### Records from a data collection
—————

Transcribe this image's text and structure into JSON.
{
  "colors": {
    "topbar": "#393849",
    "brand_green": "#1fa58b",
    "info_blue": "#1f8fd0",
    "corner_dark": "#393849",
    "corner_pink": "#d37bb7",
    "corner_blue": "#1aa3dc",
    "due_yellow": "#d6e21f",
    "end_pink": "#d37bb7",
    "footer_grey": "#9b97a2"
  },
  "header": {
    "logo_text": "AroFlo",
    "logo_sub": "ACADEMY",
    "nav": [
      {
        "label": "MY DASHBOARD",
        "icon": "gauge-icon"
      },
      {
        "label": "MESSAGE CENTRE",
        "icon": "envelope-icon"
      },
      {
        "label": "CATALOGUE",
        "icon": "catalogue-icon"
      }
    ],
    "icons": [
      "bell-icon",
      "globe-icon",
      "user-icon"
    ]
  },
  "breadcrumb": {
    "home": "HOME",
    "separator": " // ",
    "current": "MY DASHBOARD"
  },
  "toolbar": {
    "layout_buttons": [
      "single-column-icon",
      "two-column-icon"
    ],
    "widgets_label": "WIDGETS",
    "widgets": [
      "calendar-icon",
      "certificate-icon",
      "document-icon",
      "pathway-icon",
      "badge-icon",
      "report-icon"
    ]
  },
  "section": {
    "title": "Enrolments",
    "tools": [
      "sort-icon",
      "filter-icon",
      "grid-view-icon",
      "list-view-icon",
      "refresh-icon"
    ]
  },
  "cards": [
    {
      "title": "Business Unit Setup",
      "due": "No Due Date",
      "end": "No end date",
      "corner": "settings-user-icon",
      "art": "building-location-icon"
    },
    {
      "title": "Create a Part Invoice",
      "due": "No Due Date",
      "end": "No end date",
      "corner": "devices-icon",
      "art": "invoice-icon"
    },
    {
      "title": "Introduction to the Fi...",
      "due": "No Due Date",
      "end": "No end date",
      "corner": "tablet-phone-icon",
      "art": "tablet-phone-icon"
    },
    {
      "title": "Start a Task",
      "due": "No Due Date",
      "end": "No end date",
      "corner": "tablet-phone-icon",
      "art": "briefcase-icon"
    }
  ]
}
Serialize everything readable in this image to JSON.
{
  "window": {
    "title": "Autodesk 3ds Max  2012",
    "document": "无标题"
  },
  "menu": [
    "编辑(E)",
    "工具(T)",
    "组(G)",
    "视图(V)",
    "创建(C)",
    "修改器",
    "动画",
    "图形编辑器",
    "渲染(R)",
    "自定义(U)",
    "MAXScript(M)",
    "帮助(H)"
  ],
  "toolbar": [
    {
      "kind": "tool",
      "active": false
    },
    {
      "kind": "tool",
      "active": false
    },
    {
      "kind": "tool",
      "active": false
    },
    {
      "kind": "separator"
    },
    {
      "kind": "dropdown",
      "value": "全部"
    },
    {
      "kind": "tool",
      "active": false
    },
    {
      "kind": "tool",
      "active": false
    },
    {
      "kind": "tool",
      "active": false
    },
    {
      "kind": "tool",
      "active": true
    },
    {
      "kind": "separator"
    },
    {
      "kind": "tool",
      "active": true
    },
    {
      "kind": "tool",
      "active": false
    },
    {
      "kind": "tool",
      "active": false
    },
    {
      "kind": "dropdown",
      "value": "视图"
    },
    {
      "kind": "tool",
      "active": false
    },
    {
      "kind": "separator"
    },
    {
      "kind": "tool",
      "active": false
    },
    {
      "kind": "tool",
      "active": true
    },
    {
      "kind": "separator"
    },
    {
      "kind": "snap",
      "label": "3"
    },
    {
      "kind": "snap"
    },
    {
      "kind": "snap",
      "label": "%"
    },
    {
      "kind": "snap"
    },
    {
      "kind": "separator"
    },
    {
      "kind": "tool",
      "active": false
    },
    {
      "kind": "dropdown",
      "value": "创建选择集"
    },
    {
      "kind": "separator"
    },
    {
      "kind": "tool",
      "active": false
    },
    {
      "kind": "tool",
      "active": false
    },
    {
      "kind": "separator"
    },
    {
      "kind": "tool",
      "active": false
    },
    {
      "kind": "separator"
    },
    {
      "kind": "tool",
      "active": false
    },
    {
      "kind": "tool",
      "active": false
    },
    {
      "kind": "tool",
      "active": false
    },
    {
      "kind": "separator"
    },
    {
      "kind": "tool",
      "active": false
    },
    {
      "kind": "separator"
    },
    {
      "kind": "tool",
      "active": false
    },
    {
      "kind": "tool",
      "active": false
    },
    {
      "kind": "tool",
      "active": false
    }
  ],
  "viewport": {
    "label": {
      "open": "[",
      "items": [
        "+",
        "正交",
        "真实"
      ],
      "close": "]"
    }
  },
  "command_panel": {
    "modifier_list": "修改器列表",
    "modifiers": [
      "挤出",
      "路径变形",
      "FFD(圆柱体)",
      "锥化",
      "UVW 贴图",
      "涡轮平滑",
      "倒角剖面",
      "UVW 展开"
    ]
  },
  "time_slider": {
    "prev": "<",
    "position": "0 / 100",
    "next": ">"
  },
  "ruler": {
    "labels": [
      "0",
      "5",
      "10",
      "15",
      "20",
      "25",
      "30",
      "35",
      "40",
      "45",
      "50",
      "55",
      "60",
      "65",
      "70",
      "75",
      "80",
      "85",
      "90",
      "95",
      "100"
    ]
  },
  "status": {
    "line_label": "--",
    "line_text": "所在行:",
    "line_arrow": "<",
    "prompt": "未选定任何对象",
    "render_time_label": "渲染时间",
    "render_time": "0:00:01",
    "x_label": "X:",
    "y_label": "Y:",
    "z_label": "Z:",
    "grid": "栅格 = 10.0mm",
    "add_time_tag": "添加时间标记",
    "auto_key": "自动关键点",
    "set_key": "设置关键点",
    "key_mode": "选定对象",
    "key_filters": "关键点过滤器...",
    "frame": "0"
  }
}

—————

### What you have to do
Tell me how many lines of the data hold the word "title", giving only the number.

### Exercise output
6